In the absence of a dispensation on the use of copyrighted video footage, we can predict that video journalism of these two beats will decline as television news evolves into a multi-platform medium. NBC, the network with the least divergence between what it shows on television and what it makes available online, may be setting a trend. In the two month period since the beginning of May it has withheld only one show business story and zero sports stories from its online viewers--but it has covered both beats less heavily than its two rivals. NBC has broadcast five sports stories (ABC 10, CBS 10) and ten show business stories (ABC 18, CBS 13).

The major sports leagues and movie studios should relax their ban on online use of their footage in legitimate news stories. Otherwise two interesting--although admittedly inessential--areas of coverage will get squeezed out of the mainstream video news agenda.

UPDATE: Steve Safran (text link) at Lost Remote argues that the networks probably have the right to post their stories online under the fair use doctrine but fail to exercise that right to avoid the legal hassle of a cease and desist back and forth. That argument sounds plausible. All video journalists should be encouraged to enjoy an expansive and muscular reading of the fair use doctrine--with the networks leading the way, since they have deep enough pockets to pay their lawyers. What I am not clear about is whether the fair use doctrine applies worldwide or only in the United States. Does anyone know the legal consequences of a videostream containing uncleared content being seen outside the United States in a country that does not observe fair use?

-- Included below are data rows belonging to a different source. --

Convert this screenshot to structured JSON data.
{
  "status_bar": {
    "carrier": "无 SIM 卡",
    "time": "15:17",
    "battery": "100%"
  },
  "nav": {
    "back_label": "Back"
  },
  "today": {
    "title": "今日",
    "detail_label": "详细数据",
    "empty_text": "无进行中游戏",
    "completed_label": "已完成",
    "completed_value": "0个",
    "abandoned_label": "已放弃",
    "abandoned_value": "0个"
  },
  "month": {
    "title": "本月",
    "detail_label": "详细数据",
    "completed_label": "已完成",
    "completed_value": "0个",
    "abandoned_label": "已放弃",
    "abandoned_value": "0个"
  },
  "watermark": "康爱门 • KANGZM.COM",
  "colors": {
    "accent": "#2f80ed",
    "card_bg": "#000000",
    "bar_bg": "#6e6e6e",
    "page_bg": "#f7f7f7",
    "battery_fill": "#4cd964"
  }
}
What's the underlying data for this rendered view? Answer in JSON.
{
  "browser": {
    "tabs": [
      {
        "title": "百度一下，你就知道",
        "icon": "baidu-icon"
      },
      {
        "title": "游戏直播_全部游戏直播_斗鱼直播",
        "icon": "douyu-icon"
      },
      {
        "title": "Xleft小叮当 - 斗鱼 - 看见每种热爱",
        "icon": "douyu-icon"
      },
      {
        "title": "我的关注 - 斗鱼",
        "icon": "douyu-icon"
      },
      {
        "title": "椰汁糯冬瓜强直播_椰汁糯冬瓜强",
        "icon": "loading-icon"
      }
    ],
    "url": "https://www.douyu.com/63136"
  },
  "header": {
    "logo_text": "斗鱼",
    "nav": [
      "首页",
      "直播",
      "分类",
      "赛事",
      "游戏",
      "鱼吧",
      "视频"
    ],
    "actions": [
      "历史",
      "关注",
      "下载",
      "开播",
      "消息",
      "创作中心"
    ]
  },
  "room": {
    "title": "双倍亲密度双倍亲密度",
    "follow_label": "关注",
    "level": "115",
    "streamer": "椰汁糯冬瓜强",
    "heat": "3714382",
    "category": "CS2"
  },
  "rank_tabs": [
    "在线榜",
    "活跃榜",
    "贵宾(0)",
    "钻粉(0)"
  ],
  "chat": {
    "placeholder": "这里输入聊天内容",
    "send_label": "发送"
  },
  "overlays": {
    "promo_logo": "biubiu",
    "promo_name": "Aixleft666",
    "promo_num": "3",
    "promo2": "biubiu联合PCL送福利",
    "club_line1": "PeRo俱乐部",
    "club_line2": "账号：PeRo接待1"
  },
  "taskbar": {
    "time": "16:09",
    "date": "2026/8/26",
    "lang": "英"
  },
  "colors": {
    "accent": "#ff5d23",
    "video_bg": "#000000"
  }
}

FURTHER UPDATE: Brian Montopoli (text link) is sanguine at CBS' Public Eye blog. He sees the current confusion over copyright clearances as an interim legalistic purgatory. In time, he argues, sports leagues will ease restrictions on use of video in order to obtain online exposure and news networks will be eager to craft cross-platform agreements because of the popularity of sports and showbiz news.

Montopoli may be right. Nevertheless, here at Tyndall Report we prefer arguments based on free speech than ones based on copyright clearances. We would rather align ourselves with Safran's advocacy of fair use than with Montopoli's attachment to intellectual property.

HOT & BOTHERED A second day of coverage of the Lake Tahoe forest fire that was yesterday's Story of the Day (text link), saw CBS and NBC search for the wider picture. NBC's George Lewis noted that the threat of the fire for homes arises because "new residents keep coming." In the past 25 years, 8.6m new homes have been built within 30 miles of a western national forest. CBS' Bill Whitaker blamed the fire on "persistent drought conditions." Reservoirs are dropping throughout the west: "Nevadans worry Lake Mead could run dry in a decade."

Oddly, neither Whitaker nor Lewis linked the tinder-dry conditions to global warming climate change. Even more oddly, NBC's Anne Thompson invoked the "gas that fuels global warming" as a possible explanation for the increase in prevalence and strength of poison ivy in suburban backyards. Thompson did not explain why poison ivy in particular would thrive on carbon dioxide any more than rival vegetation, so her second theory--"the clearing of wooded areas to build homes"--seems sounder.

After years of undercovering global warming, there are signs that the networks are now trying to shoehorn it into stories where it does not belong. Last week, CBS' Mark Phillips invoked climate change as the pretext for a travelogue of tourist sites to illustrate worries about atmospheric effects on stonework; now Thompson tries to tell us An Inconvenient Truth about itching and scratching.

MENTIONED IN PASSING The network newscasts do not assign correspondents to all of the news of the day. If Tyndall Report readers come across videostreamed reports online of stories that were mentioned only in passing, post the link in comments for us to check out.

Today's examples: Tony Blair welcomed Arnold Schwarzenegger, the Governor of California, to 10 Downing Street on his final day as Prime Minister of Britain…First Lady Laura Bush visited an HIV/AIDS hospital in Senegal…a radical Islamist group claimed responsibility for the assassination of Iraqi politicians at the al-Mansour Hotel in Baghdad.